Mandalay shares closed Wednesday at $44.72, up almost 5 percent for December and up 45 percent for 2003 as a whole.

Gordon also cited Park Place Entertainment Corp., whose stock closed the year above $10 a share for the first time in 18 months

"Park Place battled analyst concerns (all year) that it was not achieving profitability measures of other major operators, which was reflected in their stock price. Despite the complaints, Park Place managed a 30 rise in valuation," Gordon said. Park Place shares shares closed Wednesday at $10.83, up 4.5 percent for December and up 32 percent for 2003.

Gordon also said MGM Mirage had the most price volatility of any Strip operator early in the year "with the impacts of Iraq and SARS causing concern for the Las Vegas Strip dominator."

MGM Mirage's 2003 performance included the opening of the Borgata in Atlantic City with joint venture partner Boyd Gaming, which has been met with mixed reviews, and it was forced to wrestle with the closing of the Siegfried & Roy show, Gordon said.

MGM Mirage shares shares closed Wednesday at $37.61, up 1 percent for December and up 15 percent for the year.

However, Joe Greff, gaming analyst with Fulcrum Global Partners, an independent Wall Street investment research firm, warned in an advisory to investors this week that concerns about the gaming sector persist.

He said that at current high stock prices, there are only a handful of attractive values being traded, and overall, while demand is high and increasing in Las Vegas, other areas -- particularly Illinois, Indiana, Louisiana, Missouri and New Jersey -- face problems of oversupply, increased competition and higher taxes.
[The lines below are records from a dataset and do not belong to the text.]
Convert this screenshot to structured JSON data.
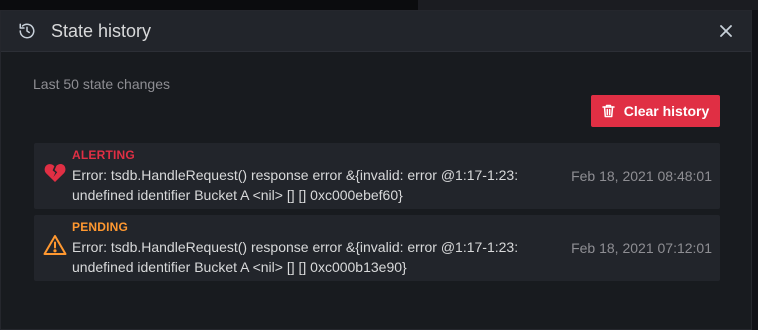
{
  "modal": {
    "title": "State history",
    "close_icon": "close-icon",
    "header_icon": "history-icon"
  },
  "subtitle": "Last 50 state changes",
  "clear_button": {
    "label": "Clear history",
    "icon": "trash-icon",
    "color": "#e02f44"
  },
  "items": [
    {
      "state": "ALERTING",
      "icon": "heart-break-icon",
      "color": "#e02f44",
      "message": "Error: tsdb.HandleRequest() response error &{invalid: error @1:17-1:23: undefined identifier Bucket A <nil> [] [] 0xc000ebef60}",
      "timestamp": "Feb 18, 2021 08:48:01"
    },
    {
      "state": "PENDING",
      "icon": "warning-triangle-icon",
      "color": "#ff9830",
      "message": "Error: tsdb.HandleRequest() response error &{invalid: error @1:17-1:23: undefined identifier Bucket A <nil> [] [] 0xc000b13e90}",
      "timestamp": "Feb 18, 2021 07:12:01"
    }
  ]
}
Looking ahead to 2004, Goldman Sachs' Kent predicted a replay of 2003, but with a "double whammy."

"We may see strong leisure travel combined with resurgent business travel and Las Vegas will be the biggest beneficiary of the boost in business travel because it will mean (another) boost in convention attendance," he said.